> Your goal:
Search the listing below for the string "city" and copy every line where it occurs.

> Provided data:
Start of Block

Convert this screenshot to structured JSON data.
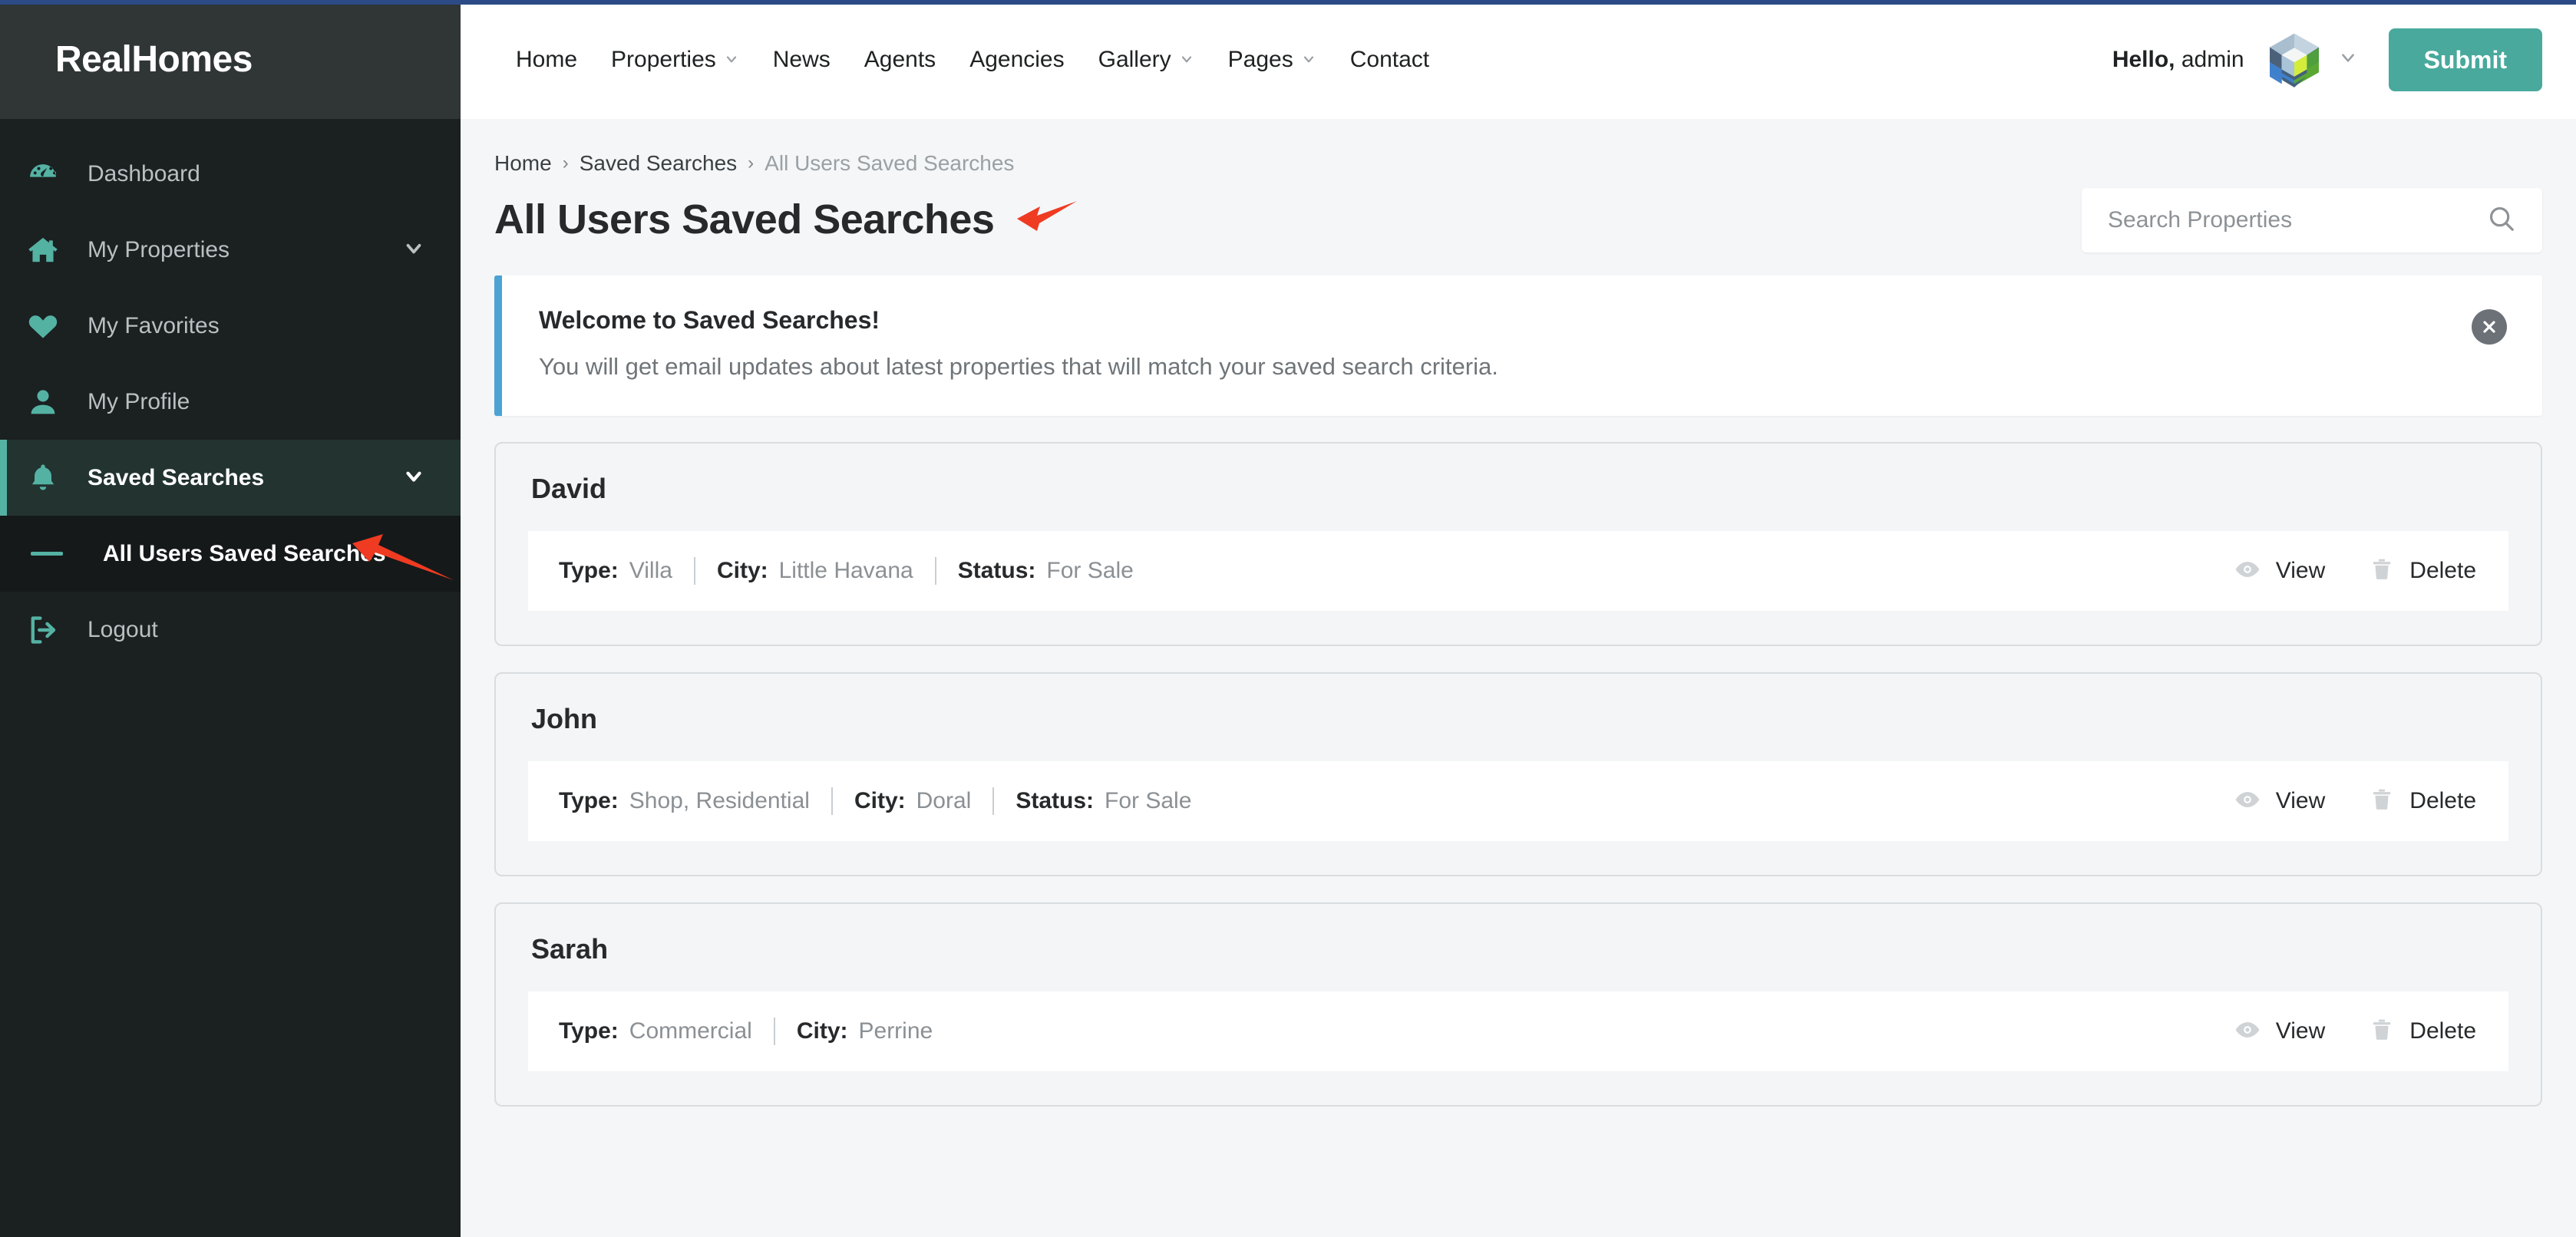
{
  "brand": {
    "name": "RealHomes"
  },
  "sidebar": {
    "items": [
      {
        "label": "Dashboard",
        "icon": "dashboard-gauge-icon",
        "caret": false,
        "active": false
      },
      {
        "label": "My Properties",
        "icon": "home-icon",
        "caret": true,
        "active": false
      },
      {
        "label": "My Favorites",
        "icon": "heart-icon",
        "caret": false,
        "active": false
      },
      {
        "label": "My Profile",
        "icon": "user-icon",
        "caret": false,
        "active": false
      },
      {
        "label": "Saved Searches",
        "icon": "bell-icon",
        "caret": true,
        "active": true
      }
    ],
    "submenu": [
      {
        "label": "All Users Saved Searches",
        "icon": "dash-icon",
        "active": true
      }
    ],
    "logout": {
      "label": "Logout",
      "icon": "logout-icon"
    }
  },
  "topnav": {
    "items": [
      {
        "label": "Home",
        "caret": false
      },
      {
        "label": "Properties",
        "caret": true
      },
      {
        "label": "News",
        "caret": false
      },
      {
        "label": "Agents",
        "caret": false
      },
      {
        "label": "Agencies",
        "caret": false
      },
      {
        "label": "Gallery",
        "caret": true
      },
      {
        "label": "Pages",
        "caret": true
      },
      {
        "label": "Contact",
        "caret": false
      }
    ],
    "greeting_prefix": "Hello,",
    "greeting_user": "admin",
    "submit_label": "Submit",
    "avatar_name": "user-avatar-cube-logo"
  },
  "breadcrumb": {
    "items": [
      "Home",
      "Saved Searches",
      "All Users Saved Searches"
    ],
    "separator": "›"
  },
  "page": {
    "title": "All Users Saved Searches"
  },
  "search": {
    "placeholder": "Search Properties",
    "value": ""
  },
  "notice": {
    "title": "Welcome to Saved Searches!",
    "text": "You will get email updates about latest properties that will match your saved search criteria.",
    "close_label": "✕",
    "accent_color": "#4ba3d4"
  },
  "labels": {
    "type": "Type:",
    "city": "City:",
    "status": "Status:",
    "view": "View",
    "delete": "Delete"
  },
  "saved_searches": [
    {
      "name": "David",
      "type": "Villa",
      "city": "Little Havana",
      "status": "For Sale",
      "view_label": "View",
      "delete_label": "Delete"
    },
    {
      "name": "John",
      "type": "Shop, Residential",
      "city": "Doral",
      "status": "For Sale",
      "view_label": "View",
      "delete_label": "Delete"
    },
    {
      "name": "Sarah",
      "type": "Commercial",
      "city": "Perrine",
      "status": null,
      "view_label": "View",
      "delete_label": "Delete"
    }
  ],
  "theme": {
    "accent_teal": "#48a99c",
    "sidebar_bg": "#1b2021",
    "sidebar_brand_bg": "#303535",
    "sidebar_active_bg": "#223330",
    "content_bg": "#f4f6f8",
    "annotation_red": "#ef3b22"
  }
}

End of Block

> Output of the task:
    "city": "City:",
      "city": "Little Havana",
      "city": "Doral",
      "city": "Perrine",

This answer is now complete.